"Child Killers," which Alun sings, is the album's bleakest song. My interpretation of it is based on its title, the lyrics' allusions to domestic abuse, and the alterations made from one chorus to the next ("In truth our love was the night--the truth is our lives were shite"). I believe that the narrator is singing about the demise of a relationship with a girl whose baby they aborted. "Favors," which Emma sings, tells an equally intriguing story: it begins with the narrator beating up her ex's new girlfriend, and ends with the narrator trying in vain to drink her woes away. Lyrically, "All Rise" barely makes sense, but it gets by on its sea-shanty atmosphere and indelible vocal melody. This brief slip-up is redeemed by the last two tracks on the album proper. The funereal organ and faraway distorted vocals at the beginning of "Never Look at the Sun" suggest Sigur Ros with intelligible lyrics. The song quickly blossoms into an anthem of hope ("There's one life worth saving/It's not too late"), which couldn't come soon enough after sitting through songs about schizophrenia, abortion, and violence. "If This Is a Plan" finds Alun kissing a woman off in the bluntest of terms: "You look older/You look harder and tired and colder/Is this what ten years with a dickhead can bring?"

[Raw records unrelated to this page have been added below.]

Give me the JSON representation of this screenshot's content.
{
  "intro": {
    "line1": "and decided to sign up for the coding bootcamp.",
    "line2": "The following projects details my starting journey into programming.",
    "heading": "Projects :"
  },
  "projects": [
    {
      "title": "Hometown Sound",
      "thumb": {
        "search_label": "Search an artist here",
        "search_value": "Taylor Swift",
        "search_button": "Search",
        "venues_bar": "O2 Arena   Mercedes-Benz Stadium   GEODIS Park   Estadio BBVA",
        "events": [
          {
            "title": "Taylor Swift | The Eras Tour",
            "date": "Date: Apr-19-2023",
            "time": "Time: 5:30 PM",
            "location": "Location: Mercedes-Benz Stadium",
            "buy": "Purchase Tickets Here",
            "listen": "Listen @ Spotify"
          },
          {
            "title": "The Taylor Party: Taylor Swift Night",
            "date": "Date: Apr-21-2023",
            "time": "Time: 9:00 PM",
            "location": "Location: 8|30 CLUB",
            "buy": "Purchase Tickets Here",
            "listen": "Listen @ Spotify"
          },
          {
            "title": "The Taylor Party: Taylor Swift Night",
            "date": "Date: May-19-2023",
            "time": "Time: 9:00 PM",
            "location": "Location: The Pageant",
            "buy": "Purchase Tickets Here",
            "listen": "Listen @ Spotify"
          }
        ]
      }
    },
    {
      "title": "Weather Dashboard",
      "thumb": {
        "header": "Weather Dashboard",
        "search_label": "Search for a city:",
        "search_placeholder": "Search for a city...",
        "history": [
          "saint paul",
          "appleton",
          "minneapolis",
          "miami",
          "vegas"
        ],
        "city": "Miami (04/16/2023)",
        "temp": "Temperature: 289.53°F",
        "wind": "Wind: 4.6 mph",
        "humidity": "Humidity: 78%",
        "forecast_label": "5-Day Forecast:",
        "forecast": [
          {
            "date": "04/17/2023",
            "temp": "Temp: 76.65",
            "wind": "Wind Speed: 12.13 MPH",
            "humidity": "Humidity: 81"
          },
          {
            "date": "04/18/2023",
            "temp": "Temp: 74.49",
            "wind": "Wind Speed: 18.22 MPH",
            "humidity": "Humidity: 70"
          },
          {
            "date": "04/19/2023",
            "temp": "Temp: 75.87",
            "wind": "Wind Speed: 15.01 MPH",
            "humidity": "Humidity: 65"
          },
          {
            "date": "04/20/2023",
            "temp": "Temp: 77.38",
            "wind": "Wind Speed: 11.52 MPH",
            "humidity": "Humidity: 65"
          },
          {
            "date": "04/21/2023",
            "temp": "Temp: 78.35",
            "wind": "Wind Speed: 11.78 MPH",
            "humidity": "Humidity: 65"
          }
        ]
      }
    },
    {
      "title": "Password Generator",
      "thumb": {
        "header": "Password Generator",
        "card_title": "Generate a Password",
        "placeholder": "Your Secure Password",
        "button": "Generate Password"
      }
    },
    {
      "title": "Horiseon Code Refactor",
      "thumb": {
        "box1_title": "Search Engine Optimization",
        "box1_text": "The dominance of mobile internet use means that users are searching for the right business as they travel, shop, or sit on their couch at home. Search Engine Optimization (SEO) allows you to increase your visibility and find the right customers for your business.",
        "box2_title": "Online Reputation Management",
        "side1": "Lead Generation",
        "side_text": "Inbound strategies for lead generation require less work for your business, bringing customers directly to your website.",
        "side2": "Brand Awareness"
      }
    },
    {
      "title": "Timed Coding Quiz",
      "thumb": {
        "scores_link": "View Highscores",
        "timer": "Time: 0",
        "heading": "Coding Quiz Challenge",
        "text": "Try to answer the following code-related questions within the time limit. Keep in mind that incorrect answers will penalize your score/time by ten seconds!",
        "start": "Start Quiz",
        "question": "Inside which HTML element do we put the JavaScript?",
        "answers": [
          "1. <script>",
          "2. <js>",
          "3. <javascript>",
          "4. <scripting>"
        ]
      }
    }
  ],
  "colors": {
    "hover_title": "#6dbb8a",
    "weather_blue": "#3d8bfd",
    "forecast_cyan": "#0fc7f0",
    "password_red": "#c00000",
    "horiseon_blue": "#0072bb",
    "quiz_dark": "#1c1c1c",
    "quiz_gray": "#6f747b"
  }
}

The North American version of Hate adds two bonus tracks that, unsurprisingly, don't work well with the rest of the record. "Coalman," like so many songs from The Great Eastern, sounds like a medley of two different songs; if your ears are as good as mine, you can even hear the edits in the transition from the verse to the chorus. The otherwise brilliant "Mad Drums" would fit better on a Stereolab record than it would on Hate. However, these are minor quibbles against a record that finds the Delgados completing the process of self-actualization. Emma and Alan have matured into confident singers and songwriters, and the band has finally grown comfortable in its own sound. Now that they've done these things, I'm expecting the Delgados' next record to be amazing--especially if they keep Fridmann on board.